AMĪR UL-IMLĀ, also known as MUNTAKHAB UL-HAQĀ'IQ, a collection of miscellaneous letters, in Persian script, mostly of Sikh chiefs of the Punjab addressed to one another on subjects relating to private and public affairs. Compiled by Amīr Chand in A. H. 1209 (AD l794-95), the manuscript comprises 127 folios and 247 letters and is preserved in the Oriental section of the British Library, London. On folio 125 of the manuscript is recorded a note referring to one Imānullah as its owner, implying that this is perhaps not the original copy prepared by Amīr Chand. However, no other copy, except a photostat of the British Museum manuscript secured by Dr Gaṇḍā Siṅgh for his personal use, is known to exist. The colophon inscribed on this copy indicates that it was Dalpat Rāi, son of Khushiābī Mall Sahgal, of Jaṇḍiālā Sher Khān, who originally collected these letters for compilation, but death prevented him from accomplishing the work which was then completed by his brother, Amīr Chand.
The collection contains correspondence of chiefs such as Mahārājā Raṇjīt Siṅgh, the Afghān Amīr Taimūr Shāh, Karam Siṅgh Bhaṅgī, Jai Siṅgh Kanhaiyā, Jodh Siṅgh, Sāhib Siṅgh of Paṭiālā, Fateh Siṅgh Āhlūvālīā, Jhaṇḍā Siṅgh Bhaṅgī, Rāṇī Sadā Kaur and some of the Marāṭhā rulers.
The contents of these letters cover a wide range of subjects such as the collection of revenue, formation of coalitions against aggressors, conquests, marriages and deaths in the families and the need for good neighbourly relations. In most of the letters the smaller rulers give vent to their sense of insecurity and apprehension at the expansionist policy of Mahārājā Raṇjīt Siṅgh who, they said, was vanquishing smaller kingdoms in the name of the unification of the scattered, broken and divided Punjab.

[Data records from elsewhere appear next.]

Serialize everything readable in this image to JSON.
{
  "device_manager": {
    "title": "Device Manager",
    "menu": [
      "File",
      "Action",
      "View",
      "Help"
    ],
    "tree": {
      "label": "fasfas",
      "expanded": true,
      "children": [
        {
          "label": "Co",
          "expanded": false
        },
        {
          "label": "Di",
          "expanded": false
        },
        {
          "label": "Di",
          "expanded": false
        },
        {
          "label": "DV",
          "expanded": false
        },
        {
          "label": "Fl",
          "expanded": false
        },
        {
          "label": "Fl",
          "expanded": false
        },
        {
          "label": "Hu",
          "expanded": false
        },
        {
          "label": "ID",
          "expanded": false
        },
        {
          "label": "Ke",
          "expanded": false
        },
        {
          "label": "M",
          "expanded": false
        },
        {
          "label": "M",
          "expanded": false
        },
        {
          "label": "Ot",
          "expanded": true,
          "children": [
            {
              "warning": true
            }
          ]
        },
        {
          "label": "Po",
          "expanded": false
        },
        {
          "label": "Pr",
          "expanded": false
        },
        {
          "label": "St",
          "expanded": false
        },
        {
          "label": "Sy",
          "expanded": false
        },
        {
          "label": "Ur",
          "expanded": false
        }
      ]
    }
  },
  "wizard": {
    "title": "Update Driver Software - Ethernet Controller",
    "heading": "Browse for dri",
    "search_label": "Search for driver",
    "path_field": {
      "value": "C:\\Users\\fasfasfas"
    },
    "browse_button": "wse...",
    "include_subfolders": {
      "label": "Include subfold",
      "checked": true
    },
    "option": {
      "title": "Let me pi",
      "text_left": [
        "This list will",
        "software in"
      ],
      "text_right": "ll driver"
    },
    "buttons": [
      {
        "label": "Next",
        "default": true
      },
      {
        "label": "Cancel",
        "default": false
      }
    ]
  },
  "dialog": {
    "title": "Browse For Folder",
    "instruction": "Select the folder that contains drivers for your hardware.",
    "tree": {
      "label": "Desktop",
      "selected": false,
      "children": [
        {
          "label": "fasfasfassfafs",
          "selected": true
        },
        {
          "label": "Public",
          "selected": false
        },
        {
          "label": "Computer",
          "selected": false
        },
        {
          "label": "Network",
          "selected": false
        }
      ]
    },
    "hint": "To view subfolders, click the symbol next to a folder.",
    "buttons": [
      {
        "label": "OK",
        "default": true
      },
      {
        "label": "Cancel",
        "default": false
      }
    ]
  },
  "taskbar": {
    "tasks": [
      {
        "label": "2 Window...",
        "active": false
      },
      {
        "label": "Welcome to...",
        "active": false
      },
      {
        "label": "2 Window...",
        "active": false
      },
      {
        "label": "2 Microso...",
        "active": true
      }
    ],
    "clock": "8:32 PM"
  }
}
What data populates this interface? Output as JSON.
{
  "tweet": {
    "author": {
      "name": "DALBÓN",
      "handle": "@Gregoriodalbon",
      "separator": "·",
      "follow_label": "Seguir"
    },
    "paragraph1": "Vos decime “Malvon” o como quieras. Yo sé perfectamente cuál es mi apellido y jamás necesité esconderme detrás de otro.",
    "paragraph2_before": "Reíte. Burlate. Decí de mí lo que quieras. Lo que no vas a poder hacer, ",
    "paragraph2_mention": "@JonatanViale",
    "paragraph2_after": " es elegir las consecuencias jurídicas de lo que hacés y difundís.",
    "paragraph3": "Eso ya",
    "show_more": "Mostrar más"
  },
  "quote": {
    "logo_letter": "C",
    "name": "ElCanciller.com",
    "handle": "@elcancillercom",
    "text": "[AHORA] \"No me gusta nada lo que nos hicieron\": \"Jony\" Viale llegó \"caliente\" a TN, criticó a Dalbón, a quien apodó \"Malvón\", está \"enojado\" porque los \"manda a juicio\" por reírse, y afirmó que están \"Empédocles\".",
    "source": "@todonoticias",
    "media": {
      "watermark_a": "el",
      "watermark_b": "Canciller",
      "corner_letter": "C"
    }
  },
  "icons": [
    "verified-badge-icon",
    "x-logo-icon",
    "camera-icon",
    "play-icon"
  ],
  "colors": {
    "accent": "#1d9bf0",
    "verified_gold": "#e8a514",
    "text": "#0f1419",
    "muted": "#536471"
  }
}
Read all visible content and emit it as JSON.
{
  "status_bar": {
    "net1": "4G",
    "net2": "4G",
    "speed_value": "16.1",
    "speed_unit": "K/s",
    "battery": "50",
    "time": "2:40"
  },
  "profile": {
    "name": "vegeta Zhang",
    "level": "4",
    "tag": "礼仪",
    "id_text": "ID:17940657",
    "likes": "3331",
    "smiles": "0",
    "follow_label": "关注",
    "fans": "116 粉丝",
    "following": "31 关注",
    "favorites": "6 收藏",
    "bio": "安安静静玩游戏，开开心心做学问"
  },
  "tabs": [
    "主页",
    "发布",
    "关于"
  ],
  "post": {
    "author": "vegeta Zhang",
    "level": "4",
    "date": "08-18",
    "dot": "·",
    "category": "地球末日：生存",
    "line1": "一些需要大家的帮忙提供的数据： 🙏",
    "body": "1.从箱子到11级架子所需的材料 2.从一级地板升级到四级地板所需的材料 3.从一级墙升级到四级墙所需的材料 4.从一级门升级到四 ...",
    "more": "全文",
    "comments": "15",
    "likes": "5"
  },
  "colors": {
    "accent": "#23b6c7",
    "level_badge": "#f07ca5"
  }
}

A very important letter in this collection is from Mahārājā Raṇjīt Siṅgh addressed to the Emperor of Britain (ff. 20-21). The letter, besides commending the British Indian government for their equal treatment of all their subjects irrespective of their religious faith, attests to Mahārājā Raṇjīt Siṅgh's own conviction that the sovereignty was conferred upon the Khālsā by Gurū Gobind Siṅgh and that they still ruled in the name of their Gurū, declaring that he wielded power in the name of the Khālsā.
Ratan Siṅgh Bhaṅgī is critical of the aggressive designs of Raṇjīt Siṅgh who, he says, "inspired by his high position, army, artillery and treasury, wishes to place the whole of the Punjab under his own control. " He writes to Muhammad Khān (ff. 39-40) about Raṇjīt Siṅgh's conquest of the area of the Syāls and his "impious designs" to establish his sovereignty over others. Similarly, there is a letter (ff. 23-24) by the Sūbahdār of Multān addressed to Taimūr Shāh requesting him to use his good offices with Raṇjīt Siṅgh so as to check his inroads into their territory.
There are several letters from Raṇjīt Siṅgh addressed to various sardārs informing them of the action he took against the unruly people (f. 83) such as dispatching an army to subdue a rebel, Khān Beg Ṭiwāṇā, who was formerly his subordinate (ff. 71-72). A letter from Dal Siṅgh and Jodh Siṅgh addressed to Jai Siṅgh records the date (4 Baisākh/April; Wednesday) (chār ghaṛī rāt gae, i. e. before midnight) as the time of the death of Mahāṅ Siṅgh Sukkarchakkīā (f. 10). In all these letters, the Sikh chiefs address each other Siṅgh Sāhib, Bhāī Sāhib, or Khālsā Jīo.